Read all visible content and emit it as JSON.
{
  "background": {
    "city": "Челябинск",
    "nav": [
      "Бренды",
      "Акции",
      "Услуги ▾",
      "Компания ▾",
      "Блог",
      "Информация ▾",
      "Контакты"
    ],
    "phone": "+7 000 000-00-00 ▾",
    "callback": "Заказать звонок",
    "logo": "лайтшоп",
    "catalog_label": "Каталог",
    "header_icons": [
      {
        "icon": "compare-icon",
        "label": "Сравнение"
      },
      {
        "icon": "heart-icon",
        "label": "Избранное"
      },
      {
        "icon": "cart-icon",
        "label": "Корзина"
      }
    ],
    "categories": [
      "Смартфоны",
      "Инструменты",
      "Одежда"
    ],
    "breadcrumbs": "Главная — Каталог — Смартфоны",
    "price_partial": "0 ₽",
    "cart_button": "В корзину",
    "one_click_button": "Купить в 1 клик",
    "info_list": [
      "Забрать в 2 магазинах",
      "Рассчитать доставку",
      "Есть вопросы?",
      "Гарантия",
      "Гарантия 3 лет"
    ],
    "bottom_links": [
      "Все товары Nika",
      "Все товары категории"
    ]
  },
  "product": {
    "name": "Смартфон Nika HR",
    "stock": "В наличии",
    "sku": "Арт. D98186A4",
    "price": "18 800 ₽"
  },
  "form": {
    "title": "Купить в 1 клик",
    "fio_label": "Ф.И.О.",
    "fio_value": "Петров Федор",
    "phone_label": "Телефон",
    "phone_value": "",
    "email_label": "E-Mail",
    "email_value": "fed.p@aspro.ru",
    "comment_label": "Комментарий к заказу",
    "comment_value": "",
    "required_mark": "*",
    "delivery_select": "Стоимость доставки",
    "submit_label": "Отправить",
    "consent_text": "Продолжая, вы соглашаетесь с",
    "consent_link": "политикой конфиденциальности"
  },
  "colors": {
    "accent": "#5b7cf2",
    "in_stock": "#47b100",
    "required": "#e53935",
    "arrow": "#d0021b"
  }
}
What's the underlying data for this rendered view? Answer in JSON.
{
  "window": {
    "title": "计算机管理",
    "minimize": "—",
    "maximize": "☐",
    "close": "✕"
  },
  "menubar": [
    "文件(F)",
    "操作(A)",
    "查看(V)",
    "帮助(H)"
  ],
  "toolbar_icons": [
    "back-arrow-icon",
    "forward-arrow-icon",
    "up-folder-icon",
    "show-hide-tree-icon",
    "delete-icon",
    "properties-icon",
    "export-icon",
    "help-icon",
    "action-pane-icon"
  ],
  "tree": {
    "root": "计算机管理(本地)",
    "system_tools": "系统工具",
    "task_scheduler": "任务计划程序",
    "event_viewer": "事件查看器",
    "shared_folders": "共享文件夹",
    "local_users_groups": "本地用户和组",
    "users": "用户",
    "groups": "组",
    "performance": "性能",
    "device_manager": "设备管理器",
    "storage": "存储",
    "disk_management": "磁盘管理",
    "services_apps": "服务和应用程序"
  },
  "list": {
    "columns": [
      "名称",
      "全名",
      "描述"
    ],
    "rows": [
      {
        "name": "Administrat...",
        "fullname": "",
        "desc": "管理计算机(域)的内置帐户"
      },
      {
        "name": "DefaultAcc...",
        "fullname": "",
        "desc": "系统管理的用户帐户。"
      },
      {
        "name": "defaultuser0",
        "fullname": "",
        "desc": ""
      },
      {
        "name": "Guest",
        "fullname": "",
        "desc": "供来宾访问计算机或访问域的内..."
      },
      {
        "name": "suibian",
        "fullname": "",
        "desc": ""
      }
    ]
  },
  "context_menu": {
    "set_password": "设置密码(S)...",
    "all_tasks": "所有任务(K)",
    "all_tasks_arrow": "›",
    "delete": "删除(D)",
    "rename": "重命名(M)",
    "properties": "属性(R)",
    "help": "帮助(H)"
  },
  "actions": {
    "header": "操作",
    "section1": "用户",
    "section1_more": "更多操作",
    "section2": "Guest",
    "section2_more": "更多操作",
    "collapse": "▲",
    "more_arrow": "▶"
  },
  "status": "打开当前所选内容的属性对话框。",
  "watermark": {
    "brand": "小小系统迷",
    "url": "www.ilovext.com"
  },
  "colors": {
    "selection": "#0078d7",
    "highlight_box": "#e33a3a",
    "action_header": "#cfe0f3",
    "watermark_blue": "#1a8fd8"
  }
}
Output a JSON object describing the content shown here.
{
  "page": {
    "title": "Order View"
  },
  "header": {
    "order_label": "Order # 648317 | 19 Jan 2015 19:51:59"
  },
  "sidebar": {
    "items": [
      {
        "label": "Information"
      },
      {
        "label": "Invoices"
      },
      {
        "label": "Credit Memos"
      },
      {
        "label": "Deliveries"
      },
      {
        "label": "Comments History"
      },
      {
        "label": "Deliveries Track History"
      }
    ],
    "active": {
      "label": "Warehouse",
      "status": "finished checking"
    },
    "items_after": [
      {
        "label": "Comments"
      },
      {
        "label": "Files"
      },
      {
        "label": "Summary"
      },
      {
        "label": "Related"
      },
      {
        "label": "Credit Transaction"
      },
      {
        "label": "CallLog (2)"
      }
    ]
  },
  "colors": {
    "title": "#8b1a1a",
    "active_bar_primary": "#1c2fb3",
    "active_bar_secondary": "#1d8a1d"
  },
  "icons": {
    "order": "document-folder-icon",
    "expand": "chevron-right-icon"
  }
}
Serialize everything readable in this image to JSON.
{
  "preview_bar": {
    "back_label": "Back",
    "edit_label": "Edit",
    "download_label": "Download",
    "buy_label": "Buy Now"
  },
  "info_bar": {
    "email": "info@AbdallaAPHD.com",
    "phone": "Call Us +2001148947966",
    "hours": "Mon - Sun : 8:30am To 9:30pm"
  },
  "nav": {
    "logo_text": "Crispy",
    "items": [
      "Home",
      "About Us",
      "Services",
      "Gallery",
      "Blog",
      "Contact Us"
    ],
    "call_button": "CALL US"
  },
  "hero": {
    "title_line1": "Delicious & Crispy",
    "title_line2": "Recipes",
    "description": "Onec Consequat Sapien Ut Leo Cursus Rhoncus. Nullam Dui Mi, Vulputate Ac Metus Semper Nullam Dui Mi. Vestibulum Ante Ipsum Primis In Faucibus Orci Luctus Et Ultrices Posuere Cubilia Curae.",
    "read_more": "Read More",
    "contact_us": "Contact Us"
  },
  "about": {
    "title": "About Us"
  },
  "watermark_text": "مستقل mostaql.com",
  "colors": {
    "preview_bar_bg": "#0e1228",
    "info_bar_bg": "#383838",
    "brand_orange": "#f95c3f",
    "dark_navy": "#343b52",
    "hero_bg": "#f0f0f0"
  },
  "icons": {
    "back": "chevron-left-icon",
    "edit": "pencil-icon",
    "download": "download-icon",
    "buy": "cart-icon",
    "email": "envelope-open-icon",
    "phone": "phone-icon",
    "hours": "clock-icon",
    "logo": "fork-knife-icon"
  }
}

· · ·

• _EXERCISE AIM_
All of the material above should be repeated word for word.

• _RESPONSE TO THIS TASK_
Read all visible content and emit it as JSON.
{
  "background": {
    "city": "Челябинск",
    "nav": [
      "Бренды",
      "Акции",
      "Услуги ▾",
      "Компания ▾",
      "Блог",
      "Информация ▾",
      "Контакты"
    ],
    "phone": "+7 000 000-00-00 ▾",
    "callback": "Заказать звонок",
    "logo": "лайтшоп",
    "catalog_label": "Каталог",
    "header_icons": [
      {
        "icon": "compare-icon",
        "label": "Сравнение"
      },
      {
        "icon": "heart-icon",
        "label": "Избранное"
      },
      {
        "icon": "cart-icon",
        "label": "Корзина"
      }
    ],
    "categories": [
      "Смартфоны",
      "Инструменты",
      "Одежда"
    ],
    "breadcrumbs": "Главная — Каталог — Смартфоны",
    "price_partial": "0 ₽",
    "cart_button": "В корзину",
    "one_click_button": "Купить в 1 клик",
    "info_list": [
      "Забрать в 2 магазинах",
      "Рассчитать доставку",
      "Есть вопросы?",
      "Гарантия",
      "Гарантия 3 лет"
    ],
    "bottom_links": [
      "Все товары Nika",
      "Все товары категории"
    ]
  },
  "product": {
    "name": "Смартфон Nika HR",
    "stock": "В наличии",
    "sku": "Арт. D98186A4",
    "price": "18 800 ₽"
  },
  "form": {
    "title": "Купить в 1 клик",
    "fio_label": "Ф.И.О.",
    "fio_value": "Петров Федор",
    "phone_label": "Телефон",
    "phone_value": "",
    "email_label": "E-Mail",
    "email_value": "fed.p@aspro.ru",
    "comment_label": "Комментарий к заказу",
    "comment_value": "",
    "required_mark": "*",
    "delivery_select": "Стоимость доставки",
    "submit_label": "Отправить",
    "consent_text": "Продолжая, вы соглашаетесь с",
    "consent_link": "политикой конфиденциальности"
  },
  "colors": {
    "accent": "#5b7cf2",
    "in_stock": "#47b100",
    "required": "#e53935",
    "arrow": "#d0021b"
  }
}
What's the underlying data for this rendered view? Answer in JSON.
{
  "window": {
    "title": "计算机管理",
    "minimize": "—",
    "maximize": "☐",
    "close": "✕"
  },
  "menubar": [
    "文件(F)",
    "操作(A)",
    "查看(V)",
    "帮助(H)"
  ],
  "toolbar_icons": [
    "back-arrow-icon",
    "forward-arrow-icon",
    "up-folder-icon",
    "show-hide-tree-icon",
    "delete-icon",
    "properties-icon",
    "export-icon",
    "help-icon",
    "action-pane-icon"
  ],
  "tree": {
    "root": "计算机管理(本地)",
    "system_tools": "系统工具",
    "task_scheduler": "任务计划程序",
    "event_viewer": "事件查看器",
    "shared_folders": "共享文件夹",
    "local_users_groups": "本地用户和组",
    "users": "用户",
    "groups": "组",
    "performance": "性能",
    "device_manager": "设备管理器",
    "storage": "存储",
    "disk_management": "磁盘管理",
    "services_apps": "服务和应用程序"
  },
  "list": {
    "columns": [
      "名称",
      "全名",
      "描述"
    ],
    "rows": [
      {
        "name": "Administrat...",
        "fullname": "",
        "desc": "管理计算机(域)的内置帐户"
      },
      {
        "name": "DefaultAcc...",
        "fullname": "",
        "desc": "系统管理的用户帐户。"
      },
      {
        "name": "defaultuser0",
        "fullname": "",
        "desc": ""
      },
      {
        "name": "Guest",
        "fullname": "",
        "desc": "供来宾访问计算机或访问域的内..."
      },
      {
        "name": "suibian",
        "fullname": "",
        "desc": ""
      }
    ]
  },
  "context_menu": {
    "set_password": "设置密码(S)...",
    "all_tasks": "所有任务(K)",
    "all_tasks_arrow": "›",
    "delete": "删除(D)",
    "rename": "重命名(M)",
    "properties": "属性(R)",
    "help": "帮助(H)"
  },
  "actions": {
    "header": "操作",
    "section1": "用户",
    "section1_more": "更多操作",
    "section2": "Guest",
    "section2_more": "更多操作",
    "collapse": "▲",
    "more_arrow": "▶"
  },
  "status": "打开当前所选内容的属性对话框。",
  "watermark": {
    "brand": "小小系统迷",
    "url": "www.ilovext.com"
  },
  "colors": {
    "selection": "#0078d7",
    "highlight_box": "#e33a3a",
    "action_header": "#cfe0f3",
    "watermark_blue": "#1a8fd8"
  }
}
Output a JSON object describing the content shown here.
{
  "page": {
    "title": "Order View"
  },
  "header": {
    "order_label": "Order # 648317 | 19 Jan 2015 19:51:59"
  },
  "sidebar": {
    "items": [
      {
        "label": "Information"
      },
      {
        "label": "Invoices"
      },
      {
        "label": "Credit Memos"
      },
      {
        "label": "Deliveries"
      },
      {
        "label": "Comments History"
      },
      {
        "label": "Deliveries Track History"
      }
    ],
    "active": {
      "label": "Warehouse",
      "status": "finished checking"
    },
    "items_after": [
      {
        "label": "Comments"
      },
      {
        "label": "Files"
      },
      {
        "label": "Summary"
      },
      {
        "label": "Related"
      },
      {
        "label": "Credit Transaction"
      },
      {
        "label": "CallLog (2)"
      }
    ]
  },
  "colors": {
    "title": "#8b1a1a",
    "active_bar_primary": "#1c2fb3",
    "active_bar_secondary": "#1d8a1d"
  },
  "icons": {
    "order": "document-folder-icon",
    "expand": "chevron-right-icon"
  }
}
Serialize everything readable in this image to JSON.
{
  "preview_bar": {
    "back_label": "Back",
    "edit_label": "Edit",
    "download_label": "Download",
    "buy_label": "Buy Now"
  },
  "info_bar": {
    "email": "info@AbdallaAPHD.com",
    "phone": "Call Us +2001148947966",
    "hours": "Mon - Sun : 8:30am To 9:30pm"
  },
  "nav": {
    "logo_text": "Crispy",
    "items": [
      "Home",
      "About Us",
      "Services",
      "Gallery",
      "Blog",
      "Contact Us"
    ],
    "call_button": "CALL US"
  },
  "hero": {
    "title_line1": "Delicious & Crispy",
    "title_line2": "Recipes",
    "description": "Onec Consequat Sapien Ut Leo Cursus Rhoncus. Nullam Dui Mi, Vulputate Ac Metus Semper Nullam Dui Mi. Vestibulum Ante Ipsum Primis In Faucibus Orci Luctus Et Ultrices Posuere Cubilia Curae.",
    "read_more": "Read More",
    "contact_us": "Contact Us"
  },
  "about": {
    "title": "About Us"
  },
  "watermark_text": "مستقل mostaql.com",
  "colors": {
    "preview_bar_bg": "#0e1228",
    "info_bar_bg": "#383838",
    "brand_orange": "#f95c3f",
    "dark_navy": "#343b52",
    "hero_bg": "#f0f0f0"
  },
  "icons": {
    "back": "chevron-left-icon",
    "edit": "pencil-icon",
    "download": "download-icon",
    "buy": "cart-icon",
    "email": "envelope-open-icon",
    "phone": "phone-icon",
    "hours": "clock-icon",
    "logo": "fork-knife-icon"
  }
}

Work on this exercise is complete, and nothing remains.